• [Assignment] Take every line containing "values" out of the records.

• [Data to process]
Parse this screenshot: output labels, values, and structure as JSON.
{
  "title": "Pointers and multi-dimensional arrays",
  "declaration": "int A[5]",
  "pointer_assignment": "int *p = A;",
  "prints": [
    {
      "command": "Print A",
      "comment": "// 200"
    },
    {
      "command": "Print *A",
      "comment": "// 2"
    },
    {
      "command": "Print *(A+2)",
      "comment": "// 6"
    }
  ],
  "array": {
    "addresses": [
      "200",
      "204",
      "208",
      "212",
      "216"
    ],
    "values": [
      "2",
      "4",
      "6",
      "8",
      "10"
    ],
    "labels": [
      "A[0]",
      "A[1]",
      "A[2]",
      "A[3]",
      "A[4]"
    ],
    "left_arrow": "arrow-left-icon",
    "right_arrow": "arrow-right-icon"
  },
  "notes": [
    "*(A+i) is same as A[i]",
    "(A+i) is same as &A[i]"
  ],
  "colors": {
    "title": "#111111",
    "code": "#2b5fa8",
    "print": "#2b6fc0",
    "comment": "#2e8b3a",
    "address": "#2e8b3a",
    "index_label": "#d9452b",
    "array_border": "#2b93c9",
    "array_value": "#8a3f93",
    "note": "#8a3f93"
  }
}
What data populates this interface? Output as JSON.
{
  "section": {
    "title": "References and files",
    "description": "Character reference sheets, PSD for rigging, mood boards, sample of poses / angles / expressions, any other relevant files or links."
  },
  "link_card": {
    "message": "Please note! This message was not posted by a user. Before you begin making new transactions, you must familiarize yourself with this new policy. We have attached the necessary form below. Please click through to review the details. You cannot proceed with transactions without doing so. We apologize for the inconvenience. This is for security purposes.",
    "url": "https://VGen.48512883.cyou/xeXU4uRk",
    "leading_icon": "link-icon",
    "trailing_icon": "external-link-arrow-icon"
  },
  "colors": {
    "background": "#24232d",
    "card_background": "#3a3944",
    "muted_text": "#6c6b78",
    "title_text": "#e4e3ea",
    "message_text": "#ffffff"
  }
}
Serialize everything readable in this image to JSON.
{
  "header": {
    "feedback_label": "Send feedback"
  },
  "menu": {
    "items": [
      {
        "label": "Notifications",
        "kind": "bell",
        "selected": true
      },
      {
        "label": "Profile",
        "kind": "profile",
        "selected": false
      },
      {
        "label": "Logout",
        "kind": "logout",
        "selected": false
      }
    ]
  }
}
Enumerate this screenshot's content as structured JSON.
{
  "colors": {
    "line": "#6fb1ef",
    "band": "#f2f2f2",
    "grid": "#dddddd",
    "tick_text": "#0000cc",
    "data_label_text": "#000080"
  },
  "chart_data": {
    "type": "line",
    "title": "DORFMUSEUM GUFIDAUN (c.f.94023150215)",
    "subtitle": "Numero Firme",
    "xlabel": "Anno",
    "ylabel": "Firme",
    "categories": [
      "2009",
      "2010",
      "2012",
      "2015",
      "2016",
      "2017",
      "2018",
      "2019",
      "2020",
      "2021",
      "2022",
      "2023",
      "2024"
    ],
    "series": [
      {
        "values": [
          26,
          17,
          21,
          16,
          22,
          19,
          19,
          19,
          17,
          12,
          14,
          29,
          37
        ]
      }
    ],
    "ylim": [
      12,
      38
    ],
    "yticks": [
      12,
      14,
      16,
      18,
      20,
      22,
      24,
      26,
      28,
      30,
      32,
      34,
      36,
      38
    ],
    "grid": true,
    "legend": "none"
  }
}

• [Solution below]
Parse this screenshot: output labels, values, and structure as JSON.
    "values": [
        "values": [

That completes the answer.